*** Provided entries ***
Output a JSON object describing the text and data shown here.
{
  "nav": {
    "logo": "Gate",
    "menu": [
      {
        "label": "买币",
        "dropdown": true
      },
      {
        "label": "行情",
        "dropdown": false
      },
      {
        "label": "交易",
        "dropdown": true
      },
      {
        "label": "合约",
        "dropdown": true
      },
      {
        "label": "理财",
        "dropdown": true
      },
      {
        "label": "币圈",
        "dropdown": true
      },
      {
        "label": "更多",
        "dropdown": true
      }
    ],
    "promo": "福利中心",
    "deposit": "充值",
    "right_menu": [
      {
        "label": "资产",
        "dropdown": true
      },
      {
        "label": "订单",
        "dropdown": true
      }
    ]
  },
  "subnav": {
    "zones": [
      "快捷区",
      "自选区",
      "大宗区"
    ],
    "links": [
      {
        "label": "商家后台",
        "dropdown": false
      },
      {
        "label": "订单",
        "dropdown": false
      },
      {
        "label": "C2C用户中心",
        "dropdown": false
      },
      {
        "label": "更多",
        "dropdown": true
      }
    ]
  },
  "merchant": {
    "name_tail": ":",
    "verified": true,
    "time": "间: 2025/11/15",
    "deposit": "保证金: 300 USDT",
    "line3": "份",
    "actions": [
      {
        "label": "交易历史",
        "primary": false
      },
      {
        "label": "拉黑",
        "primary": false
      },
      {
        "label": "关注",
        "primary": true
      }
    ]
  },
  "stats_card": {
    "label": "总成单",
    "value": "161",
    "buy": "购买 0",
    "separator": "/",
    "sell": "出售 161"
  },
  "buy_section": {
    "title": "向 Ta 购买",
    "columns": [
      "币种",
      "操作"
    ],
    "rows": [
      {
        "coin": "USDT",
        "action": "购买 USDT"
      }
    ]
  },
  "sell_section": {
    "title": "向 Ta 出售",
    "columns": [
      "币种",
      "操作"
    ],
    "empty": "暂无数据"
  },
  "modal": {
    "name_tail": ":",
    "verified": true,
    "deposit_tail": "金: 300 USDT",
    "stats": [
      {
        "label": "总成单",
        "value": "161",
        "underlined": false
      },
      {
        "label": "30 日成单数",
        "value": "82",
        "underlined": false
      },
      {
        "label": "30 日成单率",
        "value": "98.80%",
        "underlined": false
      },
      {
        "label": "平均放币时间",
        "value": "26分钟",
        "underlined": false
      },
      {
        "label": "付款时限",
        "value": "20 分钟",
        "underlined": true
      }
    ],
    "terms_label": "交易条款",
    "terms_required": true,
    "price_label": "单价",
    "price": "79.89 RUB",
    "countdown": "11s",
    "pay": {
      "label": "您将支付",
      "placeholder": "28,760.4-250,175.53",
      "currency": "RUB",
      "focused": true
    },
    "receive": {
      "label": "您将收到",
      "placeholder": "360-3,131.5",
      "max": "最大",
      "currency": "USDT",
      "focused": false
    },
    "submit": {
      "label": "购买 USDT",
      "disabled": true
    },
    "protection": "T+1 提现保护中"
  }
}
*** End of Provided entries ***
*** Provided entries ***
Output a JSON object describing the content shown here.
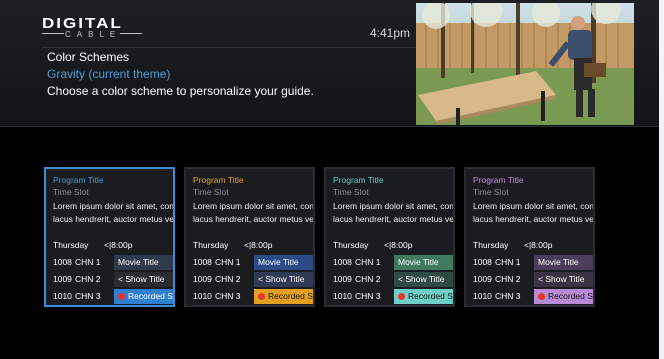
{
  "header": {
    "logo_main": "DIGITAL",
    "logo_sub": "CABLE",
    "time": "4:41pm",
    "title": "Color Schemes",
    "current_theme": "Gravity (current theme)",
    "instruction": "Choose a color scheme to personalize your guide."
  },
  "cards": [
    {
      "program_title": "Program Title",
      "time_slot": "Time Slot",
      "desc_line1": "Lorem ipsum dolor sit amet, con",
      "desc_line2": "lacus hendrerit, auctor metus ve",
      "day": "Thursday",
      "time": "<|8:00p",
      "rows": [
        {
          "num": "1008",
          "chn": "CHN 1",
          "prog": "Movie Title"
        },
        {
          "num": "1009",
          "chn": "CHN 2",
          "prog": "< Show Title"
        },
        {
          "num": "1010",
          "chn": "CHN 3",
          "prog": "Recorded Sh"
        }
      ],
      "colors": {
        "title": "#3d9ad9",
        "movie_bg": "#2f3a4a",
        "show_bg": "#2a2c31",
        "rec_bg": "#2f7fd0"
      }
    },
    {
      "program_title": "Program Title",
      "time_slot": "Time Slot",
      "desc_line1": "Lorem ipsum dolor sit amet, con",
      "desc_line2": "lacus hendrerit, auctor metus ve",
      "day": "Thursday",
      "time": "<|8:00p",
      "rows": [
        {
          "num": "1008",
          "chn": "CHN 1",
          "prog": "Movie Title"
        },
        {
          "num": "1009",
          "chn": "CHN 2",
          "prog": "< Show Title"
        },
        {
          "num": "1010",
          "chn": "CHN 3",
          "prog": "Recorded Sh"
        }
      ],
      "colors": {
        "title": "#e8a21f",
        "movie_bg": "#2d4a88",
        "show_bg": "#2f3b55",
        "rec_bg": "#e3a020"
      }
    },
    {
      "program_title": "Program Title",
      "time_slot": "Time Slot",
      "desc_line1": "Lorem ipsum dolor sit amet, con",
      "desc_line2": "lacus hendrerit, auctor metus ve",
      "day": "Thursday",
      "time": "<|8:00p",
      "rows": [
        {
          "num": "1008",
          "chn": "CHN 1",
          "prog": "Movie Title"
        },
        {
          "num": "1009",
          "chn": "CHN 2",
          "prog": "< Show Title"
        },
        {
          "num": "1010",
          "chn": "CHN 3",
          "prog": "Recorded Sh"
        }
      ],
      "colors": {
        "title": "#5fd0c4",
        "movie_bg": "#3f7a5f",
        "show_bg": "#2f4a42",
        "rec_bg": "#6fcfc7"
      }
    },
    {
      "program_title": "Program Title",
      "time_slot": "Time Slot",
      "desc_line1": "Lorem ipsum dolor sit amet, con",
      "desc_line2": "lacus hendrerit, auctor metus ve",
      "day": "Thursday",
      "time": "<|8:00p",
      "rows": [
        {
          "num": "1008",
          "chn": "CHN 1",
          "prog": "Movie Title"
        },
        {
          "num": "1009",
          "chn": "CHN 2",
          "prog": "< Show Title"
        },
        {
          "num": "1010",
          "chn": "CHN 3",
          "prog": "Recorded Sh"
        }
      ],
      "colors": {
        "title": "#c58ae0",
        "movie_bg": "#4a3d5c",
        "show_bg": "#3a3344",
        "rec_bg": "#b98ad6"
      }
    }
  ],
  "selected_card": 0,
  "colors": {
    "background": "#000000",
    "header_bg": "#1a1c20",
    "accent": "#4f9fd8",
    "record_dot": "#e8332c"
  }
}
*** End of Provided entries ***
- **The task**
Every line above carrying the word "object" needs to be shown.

- **Answer box**
Output a JSON object describing the text and data shown here.
Output a JSON object describing the content shown here.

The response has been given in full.